**To do**
Find the string "发送成功" in the data, and copy out each line that has it.

Segment Start: Data in this exercise

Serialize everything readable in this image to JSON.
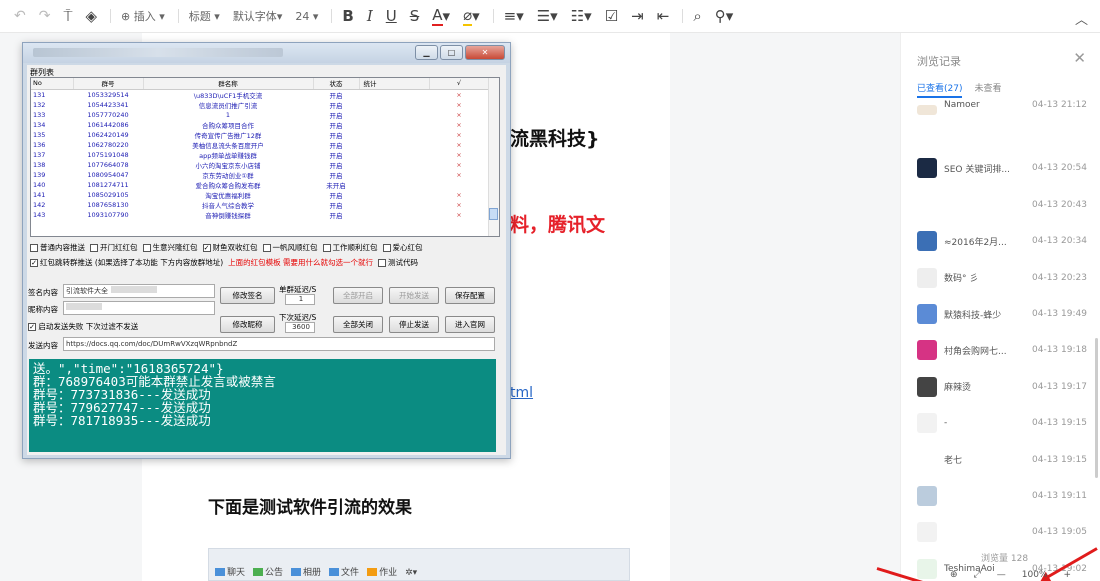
{
  "toolbar": {
    "insert": "插入",
    "heading": "标题",
    "font": "默认字体",
    "size": "24",
    "bold": "B",
    "italic": "I",
    "underline": "U",
    "strike": "S",
    "color": "A"
  },
  "doc": {
    "line1": "流黑科技}",
    "line2a": "料，",
    "line2b": "腾讯文",
    "link": "tml",
    "heading2": "下面是测试软件引流的效果"
  },
  "qq_bar": [
    "聊天",
    "公告",
    "相册",
    "文件",
    "作业"
  ],
  "window": {
    "group_list_label": "群列表",
    "columns": [
      "No",
      "群号",
      "群名称",
      "状态",
      "统计",
      "√"
    ],
    "rows": [
      [
        "131",
        "1053329514",
        "\\u833D\\uCF1手机交流",
        "开启",
        "",
        "×"
      ],
      [
        "132",
        "1054423341",
        "信息流员们推广引流",
        "开启",
        "",
        "×"
      ],
      [
        "133",
        "1057770240",
        "1",
        "开启",
        "",
        "×"
      ],
      [
        "134",
        "1061442086",
        "合购众筹项目合作",
        "开启",
        "",
        "×"
      ],
      [
        "135",
        "1062420149",
        "传奇宣传广告推广12群",
        "开启",
        "",
        "×"
      ],
      [
        "136",
        "1062780220",
        "美柚信息流头条百度开户",
        "开启",
        "",
        "×"
      ],
      [
        "137",
        "1075191048",
        "app频单战单赚钱群",
        "开启",
        "",
        "×"
      ],
      [
        "138",
        "1077664078",
        "小六的淘宝京东小店铺",
        "开启",
        "",
        "×"
      ],
      [
        "139",
        "1080954047",
        "京东劳动创业①群",
        "开启",
        "",
        "×"
      ],
      [
        "140",
        "1081274711",
        "爱合购众筹合购发布群",
        "未开启",
        "",
        ""
      ],
      [
        "141",
        "1085029105",
        "淘宝优惠福利群",
        "开启",
        "",
        "×"
      ],
      [
        "142",
        "1087658130",
        "抖音人气综合教学",
        "开启",
        "",
        "×"
      ],
      [
        "143",
        "1093107790",
        "音神倒赚钱探群",
        "开启",
        "",
        "×"
      ]
    ],
    "checks1": [
      {
        "label": "普通内容推送",
        "on": false
      },
      {
        "label": "开门红红包",
        "on": false
      },
      {
        "label": "生意兴隆红包",
        "on": false
      },
      {
        "label": "财鱼双收红包",
        "on": true
      },
      {
        "label": "一帆风顺红包",
        "on": false
      },
      {
        "label": "工作顺利红包",
        "on": false
      },
      {
        "label": "爱心红包",
        "on": false
      }
    ],
    "check_jump": "红包跳转群推送 (如果选择了本功能 下方内容放群地址)",
    "jump_note": "上面的红包模板 需要用什么就勾选一个就行",
    "test_code": "测试代码",
    "sign_label": "签名内容",
    "sign_value": "引流软件大全",
    "nick_label": "昵称内容",
    "auto_resend": "启动发送失败 下次过滤不发送",
    "btn_modify_sign": "修改签名",
    "btn_modify_nick": "修改昵称",
    "single_delay_label": "单群延迟/S",
    "single_delay": "1",
    "next_delay_label": "下次延迟/S",
    "next_delay": "3600",
    "btn_all_open": "全部开启",
    "btn_start_send": "开始发送",
    "btn_save": "保存配置",
    "btn_all_close": "全部关闭",
    "btn_stop_send": "停止发送",
    "btn_enter_group": "进入官网",
    "send_label": "发送内容",
    "send_value": "https://docs.qq.com/doc/DUmRwVXzqWRpnbndZ",
    "log": [
      "送。\",\"time\":\"1618365724\"}",
      "群：768976403可能本群禁止发言或被禁言",
      "群号：773731836---发送成功",
      "群号：779627747---发送成功",
      "群号：781718935---发送成功"
    ]
  },
  "sidebar": {
    "title": "浏览记录",
    "tab_viewed": "已查看(27)",
    "tab_unviewed": "未查看",
    "items": [
      {
        "name": "Namoer",
        "time": "04-13 21:12"
      },
      {
        "name": "SEO 关键词排...",
        "time": "04-13 20:54"
      },
      {
        "name": "",
        "time": "04-13 20:43"
      },
      {
        "name": "≈2016年2月...",
        "time": "04-13 20:34"
      },
      {
        "name": "数码° 彡",
        "time": "04-13 20:23"
      },
      {
        "name": "默猿科技-蜂少",
        "time": "04-13 19:49"
      },
      {
        "name": "村角会购网七...",
        "time": "04-13 19:18"
      },
      {
        "name": "麻辣烫",
        "time": "04-13 19:17"
      },
      {
        "name": "-",
        "time": "04-13 19:15"
      },
      {
        "name": "老七",
        "time": "04-13 19:15"
      },
      {
        "name": "",
        "time": "04-13 19:11"
      },
      {
        "name": "",
        "time": "04-13 19:05"
      },
      {
        "name": "TeshimaAoi",
        "time": "04-13 19:02"
      }
    ],
    "views": "浏览量 128"
  },
  "status": {
    "zoom": "100%"
  }
}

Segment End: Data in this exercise

**Exercise response**
      "群号：773731836---发送成功",
      "群号：779627747---发送成功",
      "群号：781718935---发送成功"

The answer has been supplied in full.